■ Work to complete ■
Only a number is expected: how many lines in the entries that follow contain the word "JSON"?

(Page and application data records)

Start of Block

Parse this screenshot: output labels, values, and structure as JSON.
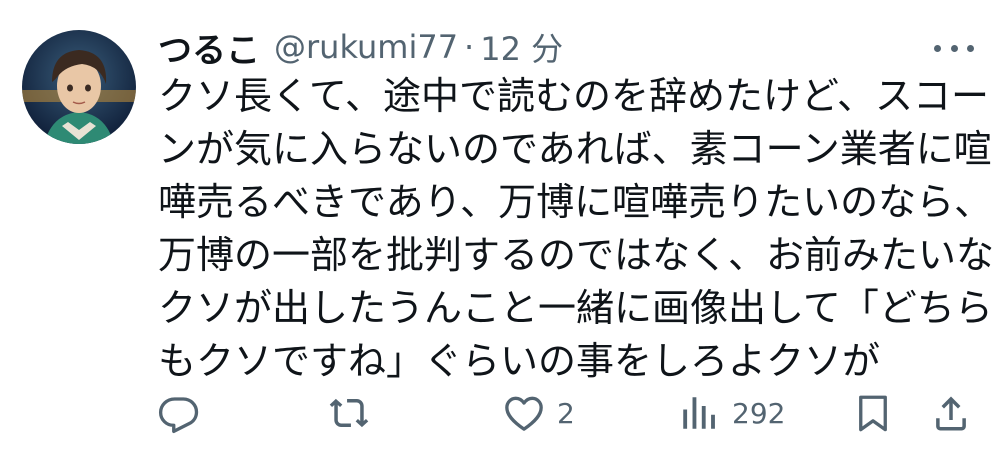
{
  "tweet": {
    "author": {
      "display_name": "つるこ",
      "handle": "@rukumi77",
      "separator": "·",
      "time_ago": "12 分"
    },
    "text_lines": [
      "クソ長くて、途中で読むのを辞めたけど、スコー",
      "ンが気に入らないのであれば、素コーン業者に喧",
      "嘩売るべきであり、万博に喧嘩売りたいのなら、",
      "万博の一部を批判するのではなく、お前みたいな",
      "クソが出したうんこと一緒に画像出して「どちら",
      "もクソですね」ぐらいの事をしろよクソが"
    ],
    "actions": {
      "reply_count": "",
      "retweet_count": "",
      "like_count": "2",
      "views_count": "292"
    }
  },
  "icons": {
    "more": "more-horizontal-icon",
    "reply": "reply-icon",
    "retweet": "retweet-icon",
    "like": "heart-icon",
    "views": "views-chart-icon",
    "bookmark": "bookmark-icon",
    "share": "share-icon"
  },
  "colors": {
    "text_primary": "#0f1419",
    "text_secondary": "#536471",
    "background": "#ffffff"
  }
}
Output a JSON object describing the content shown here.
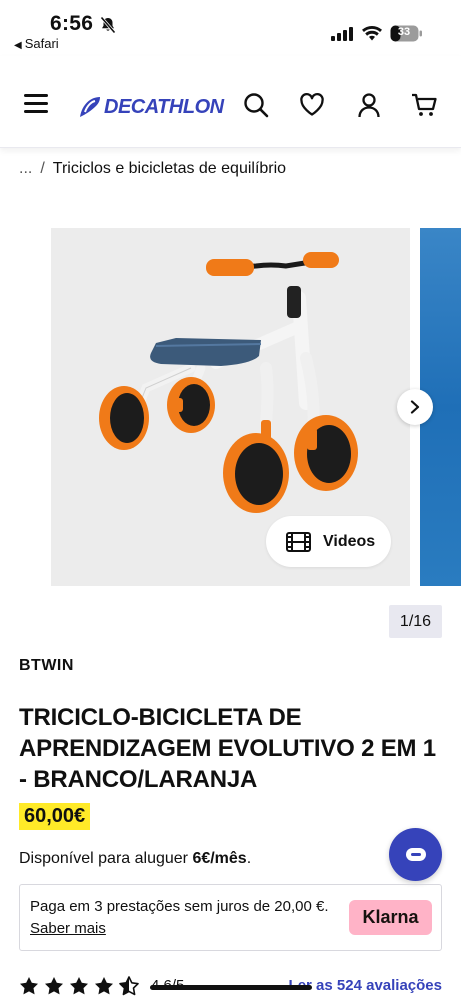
{
  "status_bar": {
    "time": "6:56",
    "back_app": "Safari",
    "battery": "33"
  },
  "header": {
    "logo_text": "DECATHLON",
    "brand_color": "#3643ba"
  },
  "breadcrumb": {
    "ellipsis": "...",
    "separator": "/",
    "current": "Triciclos e bicicletas de equilíbrio"
  },
  "gallery": {
    "videos_label": "Videos",
    "counter": "1/16"
  },
  "product": {
    "brand": "BTWIN",
    "title": "TRICICLO-BICICLETA DE APRENDIZAGEM EVOLUTIVO 2 EM 1 - BRANCO/LARANJA",
    "price": "60,00€",
    "rental_prefix": "Disponível para aluguer ",
    "rental_price": "6€/mês",
    "rental_suffix": "."
  },
  "klarna": {
    "text": "Paga em 3 prestações sem juros de 20,00 €.",
    "link": "Saber mais",
    "logo": "Klarna"
  },
  "ratings": {
    "stars": 4.5,
    "value": "4.6/5",
    "reviews_link": "Ler as 524 avaliações"
  }
}
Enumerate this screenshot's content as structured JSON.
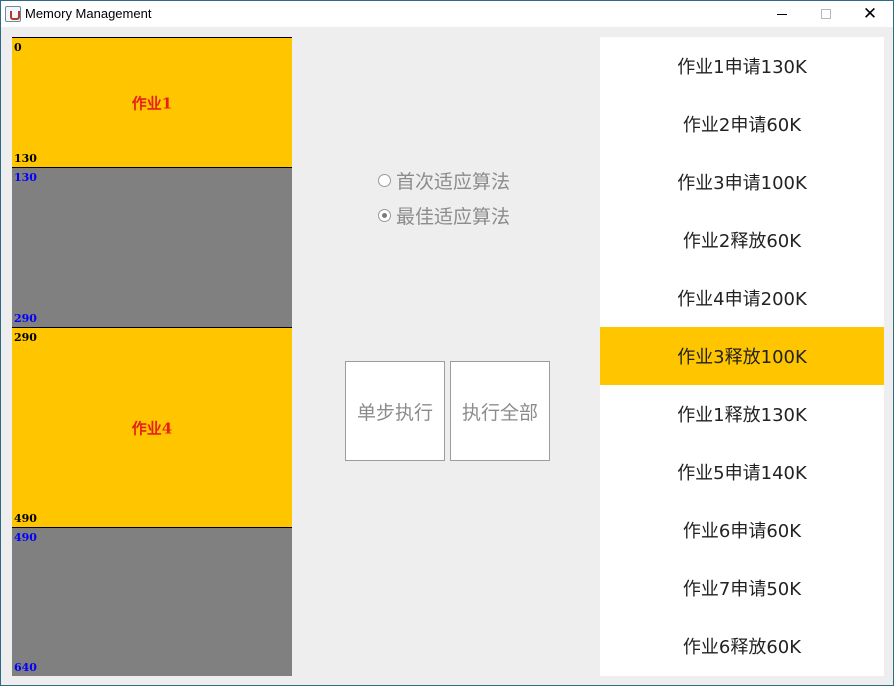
{
  "window": {
    "title": "Memory Management"
  },
  "memory": {
    "blocks": [
      {
        "start": "0",
        "end": "130",
        "label": "作业1",
        "state": "used"
      },
      {
        "start": "130",
        "end": "290",
        "label": "",
        "state": "free"
      },
      {
        "start": "290",
        "end": "490",
        "label": "作业4",
        "state": "used"
      },
      {
        "start": "490",
        "end": "640",
        "label": "",
        "state": "free"
      }
    ],
    "colors": {
      "used": "#ffc600",
      "free": "#808080",
      "job_text": "#e8201a",
      "free_addr_text": "#0000ff"
    }
  },
  "algorithms": {
    "options": [
      {
        "label": "首次适应算法",
        "selected": false
      },
      {
        "label": "最佳适应算法",
        "selected": true
      }
    ]
  },
  "buttons": {
    "step": "单步执行",
    "all": "执行全部"
  },
  "operations": {
    "items": [
      "作业1申请130K",
      "作业2申请60K",
      "作业3申请100K",
      "作业2释放60K",
      "作业4申请200K",
      "作业3释放100K",
      "作业1释放130K",
      "作业5申请140K",
      "作业6申请60K",
      "作业7申请50K",
      "作业6释放60K"
    ],
    "current_index": 5,
    "highlight_color": "#ffc600"
  }
}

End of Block

■ Answer section ■
3